▸ SUPPLIED ENTRIES:
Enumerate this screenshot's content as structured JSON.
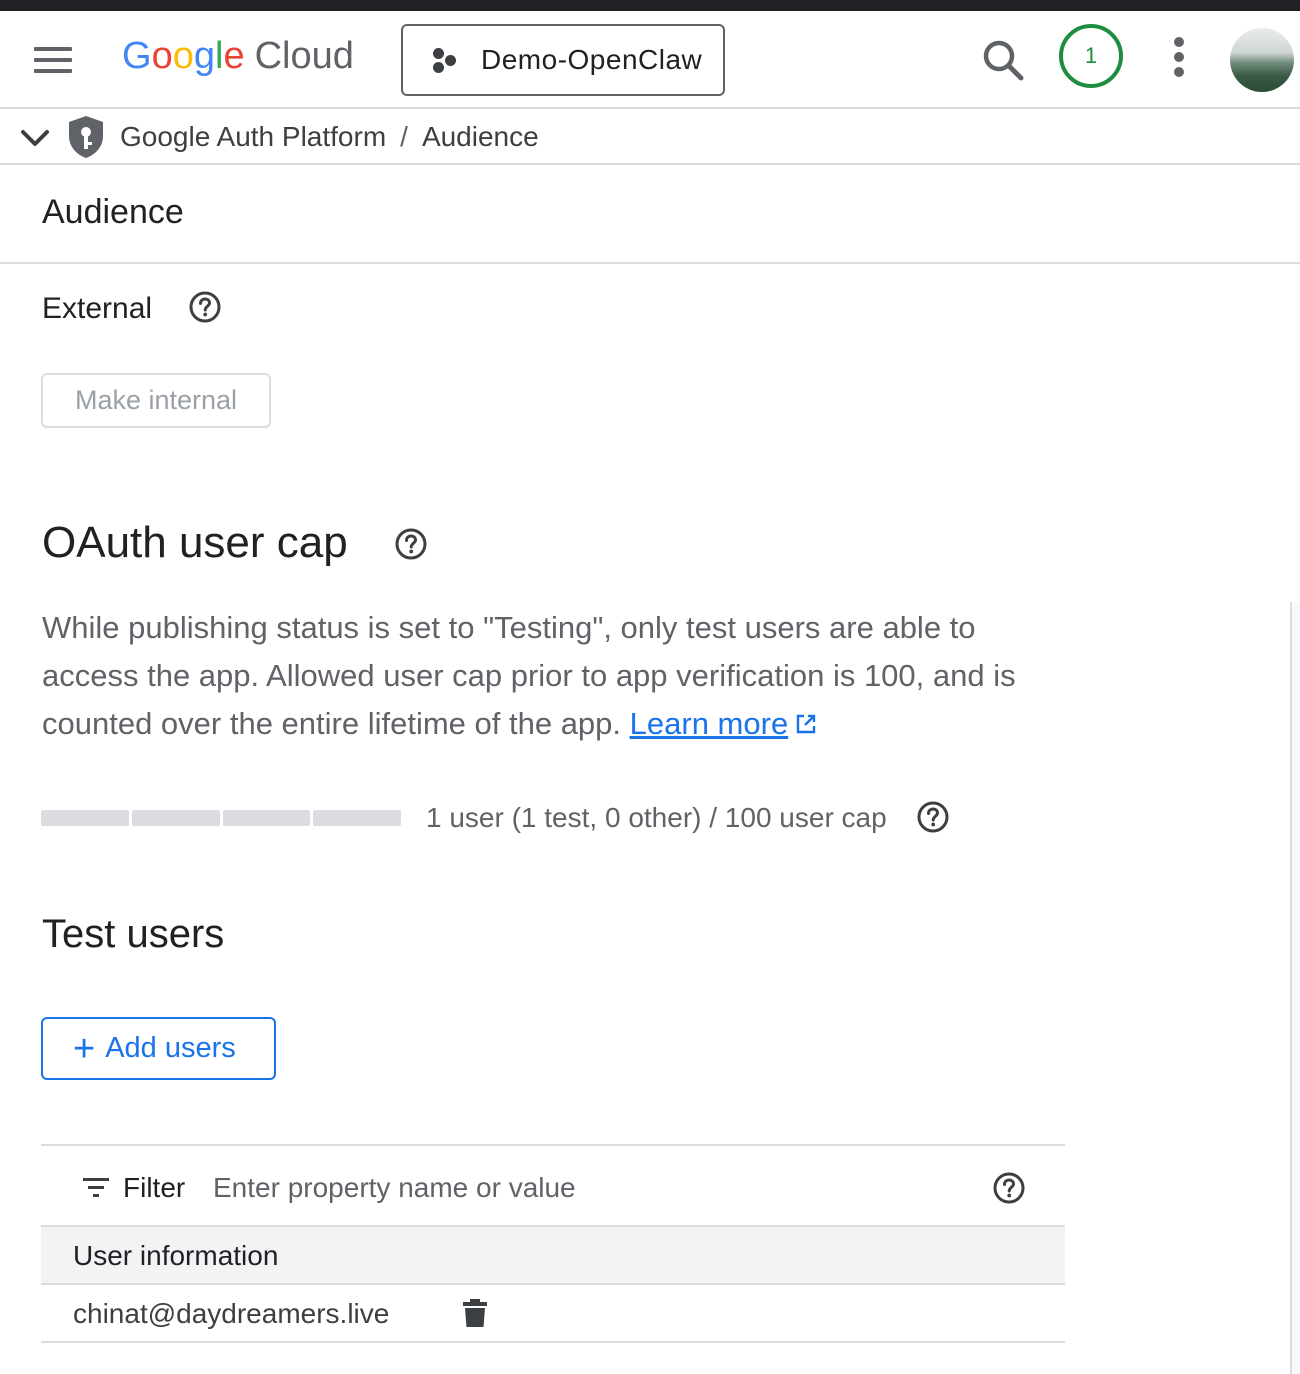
{
  "header": {
    "logo_google": "Google",
    "logo_cloud": "Cloud",
    "project_name": "Demo-OpenClaw",
    "notification_count": "1"
  },
  "breadcrumb": {
    "product": "Google Auth Platform",
    "separator": "/",
    "page": "Audience"
  },
  "page": {
    "title": "Audience",
    "user_type": "External",
    "make_internal_label": "Make internal"
  },
  "oauth_cap": {
    "title": "OAuth user cap",
    "description": "While publishing status is set to \"Testing\", only test users are able to access the app. Allowed user cap prior to app verification is 100, and is counted over the entire lifetime of the app.",
    "learn_more": "Learn more",
    "usage_text": "1 user (1 test, 0 other) / 100 user cap",
    "used": 1,
    "cap": 100
  },
  "test_users": {
    "title": "Test users",
    "add_label": "Add users",
    "filter_label": "Filter",
    "filter_placeholder": "Enter property name or value",
    "column_header": "User information",
    "rows": [
      "chinat@daydreamers.live"
    ]
  },
  "colors": {
    "accent": "#1a73e8",
    "notification": "#1e8e3e",
    "google_blue": "#4285f4",
    "google_red": "#ea4335",
    "google_yellow": "#fbbc04",
    "google_green": "#34a853"
  }
}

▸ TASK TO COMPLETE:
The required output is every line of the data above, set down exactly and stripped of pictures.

▸ ANSWER TO THIS PROBLEM:
Enumerate this screenshot's content as structured JSON.
{
  "header": {
    "logo_google": "Google",
    "logo_cloud": "Cloud",
    "project_name": "Demo-OpenClaw",
    "notification_count": "1"
  },
  "breadcrumb": {
    "product": "Google Auth Platform",
    "separator": "/",
    "page": "Audience"
  },
  "page": {
    "title": "Audience",
    "user_type": "External",
    "make_internal_label": "Make internal"
  },
  "oauth_cap": {
    "title": "OAuth user cap",
    "description": "While publishing status is set to \"Testing\", only test users are able to access the app. Allowed user cap prior to app verification is 100, and is counted over the entire lifetime of the app.",
    "learn_more": "Learn more",
    "usage_text": "1 user (1 test, 0 other) / 100 user cap",
    "used": 1,
    "cap": 100
  },
  "test_users": {
    "title": "Test users",
    "add_label": "Add users",
    "filter_label": "Filter",
    "filter_placeholder": "Enter property name or value",
    "column_header": "User information",
    "rows": [
      "chinat@daydreamers.live"
    ]
  },
  "colors": {
    "accent": "#1a73e8",
    "notification": "#1e8e3e",
    "google_blue": "#4285f4",
    "google_red": "#ea4335",
    "google_yellow": "#fbbc04",
    "google_green": "#34a853"
  }
}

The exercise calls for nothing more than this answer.